(App and web page records)
# # # # # # #

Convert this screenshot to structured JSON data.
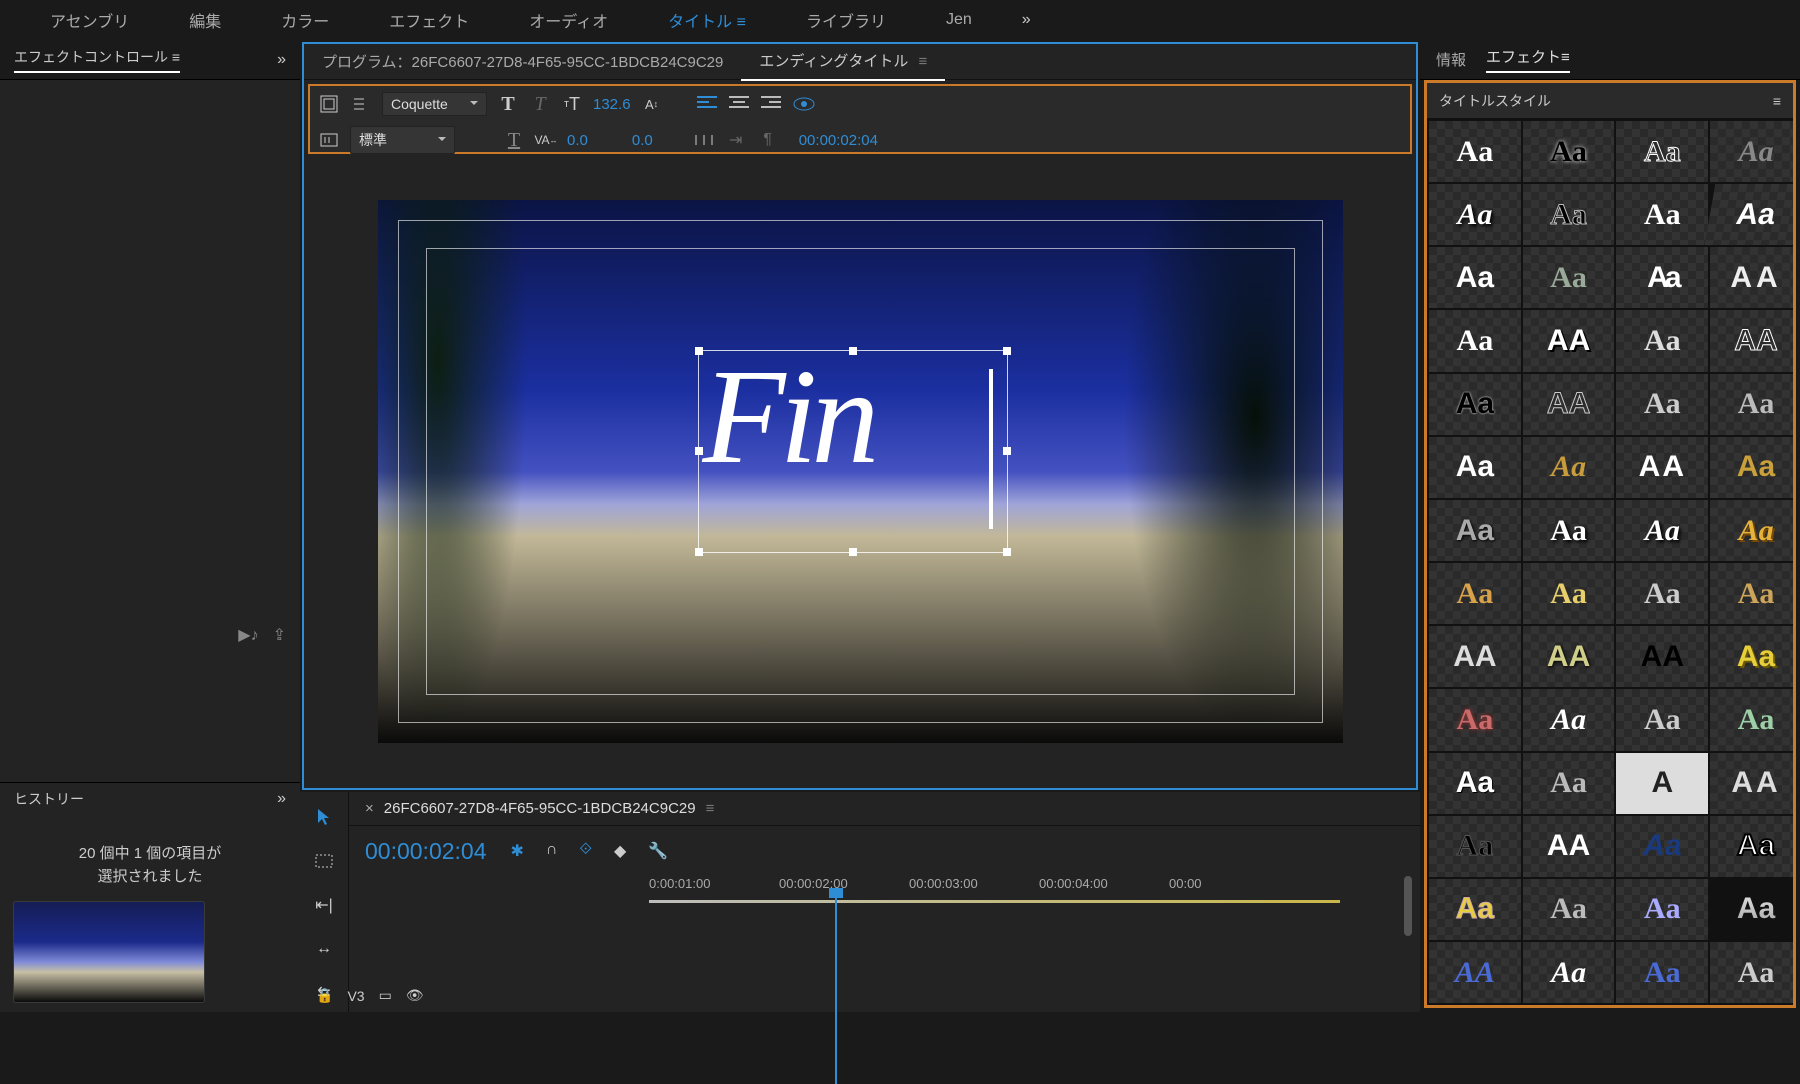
{
  "workspaces": {
    "items": [
      "アセンブリ",
      "編集",
      "カラー",
      "エフェクト",
      "オーディオ",
      "タイトル",
      "ライブラリ",
      "Jen"
    ],
    "active_index": 5
  },
  "left_panel": {
    "title": "エフェクトコントロール",
    "bottom_title": "ヒストリー",
    "status_line1": "20 個中 1 個の項目が",
    "status_line2": "選択されました"
  },
  "program_panel": {
    "tabs": [
      {
        "label": "プログラム：26FC6607-27D8-4F65-95CC-1BDCB24C9C29",
        "active": false
      },
      {
        "label": "エンディングタイトル",
        "active": true
      }
    ],
    "font_family": "Coquette",
    "font_weight": "標準",
    "font_size": "132.6",
    "tracking": "0.0",
    "leading": "0.0",
    "timecode": "00:00:02:04",
    "title_text": "Fin"
  },
  "timeline": {
    "name": "26FC6607-27D8-4F65-95CC-1BDCB24C9C29",
    "current_time": "00:00:02:04",
    "ruler": [
      "0:00:01:00",
      "00:00:02:00",
      "00:00:03:00",
      "00:00:04:00",
      "00:00"
    ],
    "track_label": "V3"
  },
  "right_panel": {
    "tabs": {
      "info": "情報",
      "effects": "エフェクト",
      "active_index": 1
    },
    "styles_title": "タイトルスタイル",
    "swatches": [
      {
        "t": "Aa",
        "c": "#fff",
        "f": "serif",
        "s": ""
      },
      {
        "t": "Aa",
        "c": "#000",
        "f": "serif",
        "s": "text-shadow:0 0 4px #fff"
      },
      {
        "t": "Aa",
        "c": "#fff",
        "f": "serif",
        "s": "-webkit-text-stroke:1px #fff;color:transparent"
      },
      {
        "t": "Aa",
        "c": "#888",
        "f": "cursive",
        "s": "font-style:italic"
      },
      {
        "t": "Aa",
        "c": "#fff",
        "f": "cursive",
        "s": "font-style:italic;text-shadow:2px 2px 3px #000"
      },
      {
        "t": "Aa",
        "c": "#000",
        "f": "serif",
        "s": "-webkit-text-stroke:1px #bbb"
      },
      {
        "t": "Aa",
        "c": "#fff",
        "f": "serif",
        "s": ""
      },
      {
        "t": "Aa",
        "c": "#fff",
        "f": "sans-serif",
        "s": "font-weight:900;transform:skewX(-10deg)"
      },
      {
        "t": "Aa",
        "c": "#fff",
        "f": "sans-serif",
        "s": "font-weight:800"
      },
      {
        "t": "Aa",
        "c": "#9a9",
        "f": "cursive",
        "s": ""
      },
      {
        "t": "Aa",
        "c": "#fff",
        "f": "sans-serif",
        "s": "font-weight:900;letter-spacing:-4px"
      },
      {
        "t": "AA",
        "c": "#eee",
        "f": "sans-serif",
        "s": "letter-spacing:4px"
      },
      {
        "t": "Aa",
        "c": "#fff",
        "f": "serif",
        "s": "font-weight:800"
      },
      {
        "t": "AA",
        "c": "#fff",
        "f": "sans-serif",
        "s": "text-shadow:2px 2px 0 #000"
      },
      {
        "t": "Aa",
        "c": "#ddd",
        "f": "serif",
        "s": ""
      },
      {
        "t": "AA",
        "c": "#fff",
        "f": "sans-serif",
        "s": "-webkit-text-stroke:1px #fff;color:transparent"
      },
      {
        "t": "Aa",
        "c": "#000",
        "f": "sans-serif",
        "s": "font-weight:900;text-shadow:0 0 2px #fff"
      },
      {
        "t": "AA",
        "c": "#999",
        "f": "sans-serif",
        "s": "-webkit-text-stroke:1px #ccc;color:transparent"
      },
      {
        "t": "Aa",
        "c": "#ccc",
        "f": "serif",
        "s": ""
      },
      {
        "t": "Aa",
        "c": "#bbb",
        "f": "serif",
        "s": ""
      },
      {
        "t": "Aa",
        "c": "#fff",
        "f": "sans-serif",
        "s": "text-shadow:2px 3px 0 #333"
      },
      {
        "t": "Aa",
        "c": "#c89b3c",
        "f": "cursive",
        "s": "font-style:italic"
      },
      {
        "t": "AA",
        "c": "#fff",
        "f": "sans-serif",
        "s": "letter-spacing:2px"
      },
      {
        "t": "Aa",
        "c": "#caa03a",
        "f": "sans-serif",
        "s": ""
      },
      {
        "t": "Aa",
        "c": "#aaa",
        "f": "sans-serif",
        "s": "text-shadow:1px 1px 2px #000"
      },
      {
        "t": "Aa",
        "c": "#fff",
        "f": "serif",
        "s": "text-shadow:2px 2px 3px #000"
      },
      {
        "t": "Aa",
        "c": "#fff",
        "f": "serif",
        "s": "font-style:italic;text-shadow:2px 2px 3px #000"
      },
      {
        "t": "Aa",
        "c": "#e6b23a",
        "f": "cursive",
        "s": "font-style:italic;font-weight:800;text-shadow:2px 2px 0 #7a4a00"
      },
      {
        "t": "Aa",
        "c": "#d7a24a",
        "f": "serif",
        "s": ""
      },
      {
        "t": "Aa",
        "c": "#e7cf6b",
        "f": "serif",
        "s": ""
      },
      {
        "t": "Aa",
        "c": "#ccc",
        "f": "serif",
        "s": ""
      },
      {
        "t": "Aa",
        "c": "#cda45a",
        "f": "serif",
        "s": ""
      },
      {
        "t": "AA",
        "c": "#ddd",
        "f": "sans-serif",
        "s": ""
      },
      {
        "t": "AA",
        "c": "#cfcf8a",
        "f": "sans-serif",
        "s": "text-shadow:1px 1px 3px #000"
      },
      {
        "t": "AA",
        "c": "#000",
        "f": "sans-serif",
        "s": "font-weight:900"
      },
      {
        "t": "Aa",
        "c": "#e7cf3b",
        "f": "sans-serif",
        "s": "font-weight:900;text-shadow:2px 2px 0 #6b5a00"
      },
      {
        "t": "Aa",
        "c": "#c96b6b",
        "f": "serif",
        "s": "text-shadow:0 0 5px #a33"
      },
      {
        "t": "Aa",
        "c": "#fff",
        "f": "serif",
        "s": "font-style:italic;font-weight:700"
      },
      {
        "t": "Aa",
        "c": "#ccc",
        "f": "serif",
        "s": ""
      },
      {
        "t": "Aa",
        "c": "#9ed0a8",
        "f": "serif",
        "s": ""
      },
      {
        "t": "Aa",
        "c": "#fff",
        "f": "sans-serif",
        "s": "font-weight:800;text-shadow:1px 1px 0 #000"
      },
      {
        "t": "Aa",
        "c": "#bbb",
        "f": "serif",
        "s": ""
      },
      {
        "t": "A",
        "c": "#222",
        "f": "sans-serif",
        "s": "background:#ddd;padding:0 12px;font-weight:900"
      },
      {
        "t": "AA",
        "c": "#ddd",
        "f": "sans-serif",
        "s": "letter-spacing:3px"
      },
      {
        "t": "Aa",
        "c": "#000",
        "f": "serif",
        "s": "-webkit-text-stroke:1px #555"
      },
      {
        "t": "AA",
        "c": "#fff",
        "f": "sans-serif",
        "s": "font-weight:800"
      },
      {
        "t": "Aa",
        "c": "#1a3a80",
        "f": "sans-serif",
        "s": "font-weight:900;font-style:italic"
      },
      {
        "t": "Aa",
        "c": "#fff",
        "f": "sans-serif",
        "s": "font-weight:900;-webkit-text-stroke:2px #000"
      },
      {
        "t": "Aa",
        "c": "#e7cf3b",
        "f": "sans-serif",
        "s": "-webkit-text-stroke:1px #caa"
      },
      {
        "t": "Aa",
        "c": "#bbb",
        "f": "serif",
        "s": ""
      },
      {
        "t": "Aa",
        "c": "#aaf",
        "f": "serif",
        "s": ""
      },
      {
        "t": "Aa",
        "c": "#cfcfcf",
        "f": "sans-serif",
        "s": "font-weight:800;background:linear-gradient(#fff,#888);-webkit-background-clip:text;color:transparent"
      },
      {
        "t": "AA",
        "c": "#4a6bd6",
        "f": "serif",
        "s": "font-style:italic"
      },
      {
        "t": "Aa",
        "c": "#fff",
        "f": "serif",
        "s": "font-style:italic"
      },
      {
        "t": "Aa",
        "c": "#4a6bd6",
        "f": "serif",
        "s": ""
      },
      {
        "t": "Aa",
        "c": "#ccc",
        "f": "serif",
        "s": ""
      }
    ]
  }
}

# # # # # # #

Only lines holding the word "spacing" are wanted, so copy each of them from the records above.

        "s": "font-weight:900;letter-spacing:-4px"
        "s": "letter-spacing:4px"
        "s": "letter-spacing:2px"
        "s": "letter-spacing:3px"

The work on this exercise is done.